Your objective: Records follow. Select each line holding "name".

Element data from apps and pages
******

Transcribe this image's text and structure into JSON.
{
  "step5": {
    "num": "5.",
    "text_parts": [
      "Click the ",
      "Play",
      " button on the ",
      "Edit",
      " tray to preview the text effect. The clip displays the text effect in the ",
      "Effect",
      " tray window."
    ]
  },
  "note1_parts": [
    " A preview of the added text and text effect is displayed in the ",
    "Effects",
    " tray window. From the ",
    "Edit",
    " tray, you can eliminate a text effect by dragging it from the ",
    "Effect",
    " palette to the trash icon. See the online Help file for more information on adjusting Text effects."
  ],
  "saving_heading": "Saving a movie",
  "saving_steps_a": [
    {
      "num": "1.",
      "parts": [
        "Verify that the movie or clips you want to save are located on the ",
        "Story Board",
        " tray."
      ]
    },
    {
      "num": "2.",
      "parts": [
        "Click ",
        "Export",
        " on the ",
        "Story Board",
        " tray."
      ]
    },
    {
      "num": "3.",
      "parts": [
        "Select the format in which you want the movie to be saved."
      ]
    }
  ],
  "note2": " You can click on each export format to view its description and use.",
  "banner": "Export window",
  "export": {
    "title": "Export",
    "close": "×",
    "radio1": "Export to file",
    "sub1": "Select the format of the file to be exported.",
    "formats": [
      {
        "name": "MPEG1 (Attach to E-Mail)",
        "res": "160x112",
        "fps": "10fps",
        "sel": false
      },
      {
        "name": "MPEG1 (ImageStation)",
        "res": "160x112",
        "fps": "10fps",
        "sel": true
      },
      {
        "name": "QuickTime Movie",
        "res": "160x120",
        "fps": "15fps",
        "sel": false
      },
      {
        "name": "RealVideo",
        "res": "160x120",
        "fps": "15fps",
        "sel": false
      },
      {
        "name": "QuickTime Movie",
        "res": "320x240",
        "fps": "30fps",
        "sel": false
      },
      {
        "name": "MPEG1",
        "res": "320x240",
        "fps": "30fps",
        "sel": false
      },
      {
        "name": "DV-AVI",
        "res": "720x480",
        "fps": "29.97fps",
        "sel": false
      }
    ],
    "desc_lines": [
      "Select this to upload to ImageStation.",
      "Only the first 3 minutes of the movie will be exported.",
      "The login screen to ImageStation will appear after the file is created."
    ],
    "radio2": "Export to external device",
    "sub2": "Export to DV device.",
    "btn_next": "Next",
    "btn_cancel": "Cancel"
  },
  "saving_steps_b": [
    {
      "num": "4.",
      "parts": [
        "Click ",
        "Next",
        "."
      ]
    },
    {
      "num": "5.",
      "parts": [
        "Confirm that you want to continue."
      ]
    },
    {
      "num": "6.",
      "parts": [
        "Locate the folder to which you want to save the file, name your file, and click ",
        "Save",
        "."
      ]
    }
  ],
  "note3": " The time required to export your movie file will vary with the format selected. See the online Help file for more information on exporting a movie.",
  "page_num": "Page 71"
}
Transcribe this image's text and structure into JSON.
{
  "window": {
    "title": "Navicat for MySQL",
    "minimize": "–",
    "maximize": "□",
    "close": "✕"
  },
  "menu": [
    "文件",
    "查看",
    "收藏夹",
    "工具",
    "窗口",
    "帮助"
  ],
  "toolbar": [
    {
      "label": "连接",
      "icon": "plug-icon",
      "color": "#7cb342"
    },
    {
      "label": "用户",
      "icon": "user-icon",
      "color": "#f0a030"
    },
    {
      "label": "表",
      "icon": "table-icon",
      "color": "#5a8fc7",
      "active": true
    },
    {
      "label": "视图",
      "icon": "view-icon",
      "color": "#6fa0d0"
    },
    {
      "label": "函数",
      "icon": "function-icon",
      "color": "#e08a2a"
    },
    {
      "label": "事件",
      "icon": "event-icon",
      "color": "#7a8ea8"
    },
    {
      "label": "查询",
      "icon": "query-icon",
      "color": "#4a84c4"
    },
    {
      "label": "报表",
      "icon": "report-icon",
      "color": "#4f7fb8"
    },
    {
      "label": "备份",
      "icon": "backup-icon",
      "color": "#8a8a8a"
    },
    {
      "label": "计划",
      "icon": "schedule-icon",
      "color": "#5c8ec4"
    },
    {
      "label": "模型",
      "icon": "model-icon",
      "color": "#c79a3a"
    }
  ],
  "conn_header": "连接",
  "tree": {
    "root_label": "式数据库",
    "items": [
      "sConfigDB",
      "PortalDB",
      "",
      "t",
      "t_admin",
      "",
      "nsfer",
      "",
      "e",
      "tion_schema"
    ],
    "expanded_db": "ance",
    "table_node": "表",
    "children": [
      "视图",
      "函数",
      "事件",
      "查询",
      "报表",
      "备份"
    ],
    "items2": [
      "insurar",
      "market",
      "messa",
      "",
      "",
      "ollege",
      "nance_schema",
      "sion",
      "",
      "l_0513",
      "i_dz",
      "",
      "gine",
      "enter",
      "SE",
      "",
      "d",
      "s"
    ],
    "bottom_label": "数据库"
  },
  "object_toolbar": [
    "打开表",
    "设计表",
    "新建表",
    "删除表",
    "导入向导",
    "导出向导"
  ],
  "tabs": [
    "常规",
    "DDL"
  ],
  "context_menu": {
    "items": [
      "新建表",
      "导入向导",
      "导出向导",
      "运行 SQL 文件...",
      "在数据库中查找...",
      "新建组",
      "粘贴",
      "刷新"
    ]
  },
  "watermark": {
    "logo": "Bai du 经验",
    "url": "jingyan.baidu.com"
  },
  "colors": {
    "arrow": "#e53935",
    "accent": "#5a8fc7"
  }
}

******

Solution for this task:
        "name": "MPEG1 (Attach to E-Mail)",
        "name": "MPEG1 (ImageStation)",
        "name": "QuickTime Movie",
        "name": "RealVideo",
        "name": "QuickTime Movie",
        "name": "MPEG1",
        "name": "DV-AVI",
        "Locate the folder to which you want to save the file, name your file, and click ",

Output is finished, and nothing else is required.